[Data records for software interfaces]

+ + + + +

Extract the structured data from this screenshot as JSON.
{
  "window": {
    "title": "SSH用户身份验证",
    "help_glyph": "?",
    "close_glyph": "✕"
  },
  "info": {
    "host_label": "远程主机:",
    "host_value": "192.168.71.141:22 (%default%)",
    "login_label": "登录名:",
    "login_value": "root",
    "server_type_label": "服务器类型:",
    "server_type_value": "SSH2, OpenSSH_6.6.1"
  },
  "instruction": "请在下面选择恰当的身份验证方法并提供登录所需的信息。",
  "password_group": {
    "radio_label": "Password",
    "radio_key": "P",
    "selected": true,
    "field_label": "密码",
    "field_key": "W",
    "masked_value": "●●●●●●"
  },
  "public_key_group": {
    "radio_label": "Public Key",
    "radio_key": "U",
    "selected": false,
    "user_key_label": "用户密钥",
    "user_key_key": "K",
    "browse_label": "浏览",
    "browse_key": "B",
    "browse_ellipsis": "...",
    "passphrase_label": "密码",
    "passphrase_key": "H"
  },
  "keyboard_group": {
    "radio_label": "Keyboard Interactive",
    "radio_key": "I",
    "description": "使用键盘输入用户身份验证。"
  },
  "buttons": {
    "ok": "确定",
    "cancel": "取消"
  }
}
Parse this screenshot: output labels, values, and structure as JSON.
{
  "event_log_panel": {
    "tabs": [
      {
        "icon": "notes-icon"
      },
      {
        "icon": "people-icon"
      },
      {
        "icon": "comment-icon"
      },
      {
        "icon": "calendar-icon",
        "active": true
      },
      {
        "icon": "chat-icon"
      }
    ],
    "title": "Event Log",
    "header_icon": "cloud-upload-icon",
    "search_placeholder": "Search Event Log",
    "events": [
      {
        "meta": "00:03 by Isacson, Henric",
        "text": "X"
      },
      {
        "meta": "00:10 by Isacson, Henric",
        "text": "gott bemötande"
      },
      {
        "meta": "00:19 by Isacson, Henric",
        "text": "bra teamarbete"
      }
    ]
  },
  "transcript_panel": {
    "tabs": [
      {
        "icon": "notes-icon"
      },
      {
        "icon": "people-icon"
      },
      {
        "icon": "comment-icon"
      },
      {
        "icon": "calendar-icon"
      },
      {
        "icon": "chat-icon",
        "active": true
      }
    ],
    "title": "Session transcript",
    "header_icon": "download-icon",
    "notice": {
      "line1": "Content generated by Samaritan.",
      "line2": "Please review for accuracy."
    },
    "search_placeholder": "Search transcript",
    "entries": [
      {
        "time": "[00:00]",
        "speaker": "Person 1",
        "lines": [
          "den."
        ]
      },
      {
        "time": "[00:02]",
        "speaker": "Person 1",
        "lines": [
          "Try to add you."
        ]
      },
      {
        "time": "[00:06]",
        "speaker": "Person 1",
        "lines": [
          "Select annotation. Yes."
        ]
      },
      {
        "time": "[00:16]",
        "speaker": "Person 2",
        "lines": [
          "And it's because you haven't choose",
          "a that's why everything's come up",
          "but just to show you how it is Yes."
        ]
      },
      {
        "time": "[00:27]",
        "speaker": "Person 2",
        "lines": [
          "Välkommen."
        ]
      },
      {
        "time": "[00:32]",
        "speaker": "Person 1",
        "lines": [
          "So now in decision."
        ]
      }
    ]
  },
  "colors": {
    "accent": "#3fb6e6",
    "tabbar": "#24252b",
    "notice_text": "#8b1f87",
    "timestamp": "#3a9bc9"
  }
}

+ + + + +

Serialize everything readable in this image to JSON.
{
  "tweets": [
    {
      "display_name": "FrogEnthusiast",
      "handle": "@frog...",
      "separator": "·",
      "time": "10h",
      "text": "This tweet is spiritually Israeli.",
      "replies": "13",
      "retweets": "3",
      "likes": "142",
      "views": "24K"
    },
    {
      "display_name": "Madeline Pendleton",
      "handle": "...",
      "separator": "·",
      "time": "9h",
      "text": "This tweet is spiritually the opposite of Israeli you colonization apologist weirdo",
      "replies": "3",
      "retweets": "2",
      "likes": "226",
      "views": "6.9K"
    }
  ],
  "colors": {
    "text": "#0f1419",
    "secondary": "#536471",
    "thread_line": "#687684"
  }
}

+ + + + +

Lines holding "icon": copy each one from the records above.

        "icon": "notes-icon"
        "icon": "people-icon"
        "icon": "comment-icon"
        "icon": "calendar-icon",
        "icon": "chat-icon"
    "header_icon": "cloud-upload-icon",
        "icon": "notes-icon"
        "icon": "people-icon"
        "icon": "comment-icon"
        "icon": "calendar-icon"
        "icon": "chat-icon",
    "header_icon": "download-icon",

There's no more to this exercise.